Work order: Look through the entries below and report how many lines hold the string "pitcher". Only the number is wanted.
# # # # #
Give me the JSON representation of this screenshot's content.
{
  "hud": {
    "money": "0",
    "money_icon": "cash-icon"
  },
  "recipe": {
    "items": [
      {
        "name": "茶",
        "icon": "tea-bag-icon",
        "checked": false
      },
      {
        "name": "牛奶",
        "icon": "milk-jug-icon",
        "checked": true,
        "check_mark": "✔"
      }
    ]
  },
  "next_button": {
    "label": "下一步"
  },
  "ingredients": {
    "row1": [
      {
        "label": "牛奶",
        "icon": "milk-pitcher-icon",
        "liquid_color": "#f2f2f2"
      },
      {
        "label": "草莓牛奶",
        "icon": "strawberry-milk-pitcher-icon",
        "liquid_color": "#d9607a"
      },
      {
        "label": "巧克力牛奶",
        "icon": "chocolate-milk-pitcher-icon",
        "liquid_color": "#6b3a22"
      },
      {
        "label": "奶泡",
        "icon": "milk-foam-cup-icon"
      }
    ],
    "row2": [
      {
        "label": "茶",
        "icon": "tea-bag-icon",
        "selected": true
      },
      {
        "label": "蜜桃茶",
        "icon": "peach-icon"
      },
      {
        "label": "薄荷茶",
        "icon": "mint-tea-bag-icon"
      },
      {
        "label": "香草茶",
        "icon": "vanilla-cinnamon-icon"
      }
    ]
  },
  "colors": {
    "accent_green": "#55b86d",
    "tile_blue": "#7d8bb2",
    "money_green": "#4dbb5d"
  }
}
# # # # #
Task response: 3